Bikelash? Not Everyone Swoons for City Cycles


“Hitting a Bicyclist Just Got Easier,” says Justine of Greenpointers. While she says she’s happy enough that North Brooklyn is getting plenty of new bike lanes from the DOT, she’s angry that one planned route will run along Manhattan Avenue.

“Are they out of their fucking minds?” asks Justine. She thinks it’s too crowded for that — citing the Avenue’s “two bus lines, countless double parked cars, trucks for deliveries, parking available on both sides of the street,” etc.

The more she thinks about it, the madder Justine gets — but not on behalf of the cyclists. “A driver could be stuck behind a two mile an hour cyclist all the way from Greenpoint to Nassau,” she says. “Holding up traffic behind them exponentially. And don’t even get me started on the fact that the bicyclists NEVER, and I mean fucking NEVER obey the traffic lights… I personally feel like hitting a bicyclist with your car should now be only ten points…”

City cyclists should get used to this sort of thing.
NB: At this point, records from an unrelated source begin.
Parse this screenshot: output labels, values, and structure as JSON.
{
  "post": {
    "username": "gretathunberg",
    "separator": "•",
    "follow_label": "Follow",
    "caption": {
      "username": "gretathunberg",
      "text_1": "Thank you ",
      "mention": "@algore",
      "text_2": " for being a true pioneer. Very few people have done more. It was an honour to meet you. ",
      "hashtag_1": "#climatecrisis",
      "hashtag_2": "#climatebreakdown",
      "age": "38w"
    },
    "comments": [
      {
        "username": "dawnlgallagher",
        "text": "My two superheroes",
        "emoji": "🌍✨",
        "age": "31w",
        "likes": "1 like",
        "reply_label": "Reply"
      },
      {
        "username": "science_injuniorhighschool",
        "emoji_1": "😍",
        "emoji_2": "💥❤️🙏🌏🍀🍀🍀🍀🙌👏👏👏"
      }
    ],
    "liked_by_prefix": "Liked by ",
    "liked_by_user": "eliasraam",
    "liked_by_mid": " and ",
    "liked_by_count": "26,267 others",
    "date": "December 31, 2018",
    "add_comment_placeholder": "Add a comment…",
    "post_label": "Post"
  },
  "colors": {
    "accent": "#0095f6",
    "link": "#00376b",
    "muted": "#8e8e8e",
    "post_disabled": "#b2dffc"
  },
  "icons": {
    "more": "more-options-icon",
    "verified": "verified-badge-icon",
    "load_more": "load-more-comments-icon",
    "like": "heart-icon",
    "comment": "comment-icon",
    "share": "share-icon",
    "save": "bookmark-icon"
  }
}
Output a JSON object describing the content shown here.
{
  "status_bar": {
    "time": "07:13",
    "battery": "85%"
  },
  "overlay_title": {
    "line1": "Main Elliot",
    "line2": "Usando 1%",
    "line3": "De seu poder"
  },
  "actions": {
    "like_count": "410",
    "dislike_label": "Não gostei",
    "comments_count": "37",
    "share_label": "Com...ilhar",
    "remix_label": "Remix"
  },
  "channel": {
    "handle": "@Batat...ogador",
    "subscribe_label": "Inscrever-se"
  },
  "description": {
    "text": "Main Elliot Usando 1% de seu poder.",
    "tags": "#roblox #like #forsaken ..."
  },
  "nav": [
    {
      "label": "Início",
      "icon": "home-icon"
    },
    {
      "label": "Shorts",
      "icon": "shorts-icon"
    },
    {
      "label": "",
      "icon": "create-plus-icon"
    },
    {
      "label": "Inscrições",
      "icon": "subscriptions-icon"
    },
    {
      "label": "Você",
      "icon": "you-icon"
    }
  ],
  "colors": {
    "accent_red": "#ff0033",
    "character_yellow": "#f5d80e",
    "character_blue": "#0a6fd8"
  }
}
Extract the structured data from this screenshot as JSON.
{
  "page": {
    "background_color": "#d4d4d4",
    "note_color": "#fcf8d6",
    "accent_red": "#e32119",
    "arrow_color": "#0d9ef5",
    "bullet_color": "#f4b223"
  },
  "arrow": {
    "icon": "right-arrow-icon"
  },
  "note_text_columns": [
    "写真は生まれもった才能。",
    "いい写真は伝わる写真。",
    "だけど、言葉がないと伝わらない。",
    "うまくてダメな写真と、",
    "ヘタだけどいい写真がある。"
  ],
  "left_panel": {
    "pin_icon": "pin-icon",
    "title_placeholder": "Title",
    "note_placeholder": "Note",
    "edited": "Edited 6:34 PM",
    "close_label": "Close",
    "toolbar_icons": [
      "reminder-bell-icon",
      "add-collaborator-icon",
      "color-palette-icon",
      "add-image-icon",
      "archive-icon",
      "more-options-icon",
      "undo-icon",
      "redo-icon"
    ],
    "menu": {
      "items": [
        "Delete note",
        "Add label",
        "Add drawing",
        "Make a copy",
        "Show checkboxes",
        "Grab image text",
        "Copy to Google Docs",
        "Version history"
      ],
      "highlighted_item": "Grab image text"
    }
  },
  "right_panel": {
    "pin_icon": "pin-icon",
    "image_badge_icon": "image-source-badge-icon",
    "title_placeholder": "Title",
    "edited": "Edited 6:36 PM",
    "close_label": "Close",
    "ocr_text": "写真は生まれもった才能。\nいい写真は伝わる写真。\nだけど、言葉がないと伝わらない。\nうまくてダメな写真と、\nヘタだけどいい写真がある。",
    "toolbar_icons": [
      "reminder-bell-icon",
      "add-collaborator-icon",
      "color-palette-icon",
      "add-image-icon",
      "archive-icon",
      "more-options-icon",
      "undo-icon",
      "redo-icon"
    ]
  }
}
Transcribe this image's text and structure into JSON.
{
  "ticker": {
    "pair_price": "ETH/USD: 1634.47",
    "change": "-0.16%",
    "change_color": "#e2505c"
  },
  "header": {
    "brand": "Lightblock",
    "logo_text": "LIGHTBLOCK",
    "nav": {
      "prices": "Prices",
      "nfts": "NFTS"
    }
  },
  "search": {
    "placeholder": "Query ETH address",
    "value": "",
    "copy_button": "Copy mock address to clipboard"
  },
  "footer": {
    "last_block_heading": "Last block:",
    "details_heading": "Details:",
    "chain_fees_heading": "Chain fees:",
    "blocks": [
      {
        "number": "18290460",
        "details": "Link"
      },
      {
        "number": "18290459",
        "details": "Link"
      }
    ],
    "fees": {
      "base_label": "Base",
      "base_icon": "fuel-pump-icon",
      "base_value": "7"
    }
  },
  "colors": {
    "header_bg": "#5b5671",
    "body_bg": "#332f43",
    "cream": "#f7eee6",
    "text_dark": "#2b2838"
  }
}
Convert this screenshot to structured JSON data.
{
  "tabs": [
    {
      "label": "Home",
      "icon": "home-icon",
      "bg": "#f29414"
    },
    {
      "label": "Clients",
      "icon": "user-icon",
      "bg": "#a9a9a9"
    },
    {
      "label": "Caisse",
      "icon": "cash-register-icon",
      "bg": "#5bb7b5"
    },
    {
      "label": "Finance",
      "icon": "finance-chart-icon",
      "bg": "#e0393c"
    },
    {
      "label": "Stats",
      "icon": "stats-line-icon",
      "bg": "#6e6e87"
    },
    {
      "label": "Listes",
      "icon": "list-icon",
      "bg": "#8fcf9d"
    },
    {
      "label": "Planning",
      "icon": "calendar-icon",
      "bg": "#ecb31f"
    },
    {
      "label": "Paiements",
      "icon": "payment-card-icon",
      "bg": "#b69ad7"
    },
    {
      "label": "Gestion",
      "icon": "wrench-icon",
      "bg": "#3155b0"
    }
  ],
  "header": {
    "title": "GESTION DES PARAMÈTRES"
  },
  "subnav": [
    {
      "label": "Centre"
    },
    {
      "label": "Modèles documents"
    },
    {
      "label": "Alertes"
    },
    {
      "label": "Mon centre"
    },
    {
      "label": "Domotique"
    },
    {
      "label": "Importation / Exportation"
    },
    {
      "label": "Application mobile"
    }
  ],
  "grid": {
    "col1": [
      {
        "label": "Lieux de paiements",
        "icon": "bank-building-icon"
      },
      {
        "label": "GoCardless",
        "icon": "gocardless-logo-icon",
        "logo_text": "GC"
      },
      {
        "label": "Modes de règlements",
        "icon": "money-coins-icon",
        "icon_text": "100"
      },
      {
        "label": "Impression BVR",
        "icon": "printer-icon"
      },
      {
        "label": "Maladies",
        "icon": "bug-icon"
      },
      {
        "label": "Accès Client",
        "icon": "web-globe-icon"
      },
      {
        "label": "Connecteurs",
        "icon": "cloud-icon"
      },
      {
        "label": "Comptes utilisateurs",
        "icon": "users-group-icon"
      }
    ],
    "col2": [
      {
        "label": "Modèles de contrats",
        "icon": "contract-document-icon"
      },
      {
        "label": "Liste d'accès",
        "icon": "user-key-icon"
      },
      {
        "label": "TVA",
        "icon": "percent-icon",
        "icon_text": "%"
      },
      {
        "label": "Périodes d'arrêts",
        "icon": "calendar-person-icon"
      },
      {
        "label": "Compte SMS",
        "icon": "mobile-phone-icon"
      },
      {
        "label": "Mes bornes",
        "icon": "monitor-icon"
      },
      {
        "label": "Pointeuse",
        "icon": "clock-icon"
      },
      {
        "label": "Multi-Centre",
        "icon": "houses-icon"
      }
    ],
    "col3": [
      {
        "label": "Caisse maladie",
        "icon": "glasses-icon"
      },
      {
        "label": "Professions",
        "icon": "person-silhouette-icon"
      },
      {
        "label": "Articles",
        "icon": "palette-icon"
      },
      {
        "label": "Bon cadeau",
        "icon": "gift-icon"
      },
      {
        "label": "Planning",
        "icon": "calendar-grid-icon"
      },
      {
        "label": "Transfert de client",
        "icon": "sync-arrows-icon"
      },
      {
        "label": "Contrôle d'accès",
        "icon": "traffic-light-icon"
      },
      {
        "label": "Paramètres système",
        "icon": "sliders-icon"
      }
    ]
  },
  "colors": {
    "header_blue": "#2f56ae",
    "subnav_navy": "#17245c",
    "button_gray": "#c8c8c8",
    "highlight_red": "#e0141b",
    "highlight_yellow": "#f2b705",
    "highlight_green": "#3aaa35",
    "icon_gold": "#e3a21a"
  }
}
Reliable stats are hard to come by, but judging by the overcrowded bike racks in hipster precincts, cycle use is up — at least among the young, fit, and sometimes annoying, as may be seen by Justine’s reaction of a local cyclist of a sort not uncommon: “this chick in a really bad blond wig (why?!) coasting along in her vintage Schwinn complete with basket as if she was meandering down a dirt path in a field with Ryan Gosling.”

It’s the price of success. Certainly City cycling has become fashionable: impeccably green and endorsed by local celebrities. And it’s strongly encouraged by the Mayor, with his bike-sharing plan, car-free zone, and the aforementioned bike lane boom.

So naturally there has to be a backlash. New York magazine recently reported the full-throated anti-bike sentiments of some Central Park regulars (“We want to ram a stick through their spokes!” one dog walker said. “Or string up some trip wire across the road!”). Even one of our favorite blogs, Queens Crap, has endorsed the licensing and increased traffic oversight of bicycles, and adds that “bicyclists should pay their fair share of tolls and parking fees, as long as these fees are applicable to other motor vehicles.” Any well-read blog that posts about city cycling is apt to get comments like this one from a Topix story on a biker who got run down: “The stupid bicyclists don’t follow the rules of the road… That’s their own fault if they get injured or killed.” Or this one from Curbed on a new Manhattan bike lane: “Go back to Smallville if you want to ride your bikes safely.”

Citizen cyclists, be aware: not everyone finds our carefree cruising cute. Drivers will curse our disregard of stop-signs and traffic lights; pedestrians will grumble about grown men and women comporting themselves like Pee-Wee on his Big Adventure. The best we can do is be polite and attentive, avoid being too conspicuous, and wait for a change in public temperature. The Critical Mass of history is on our side.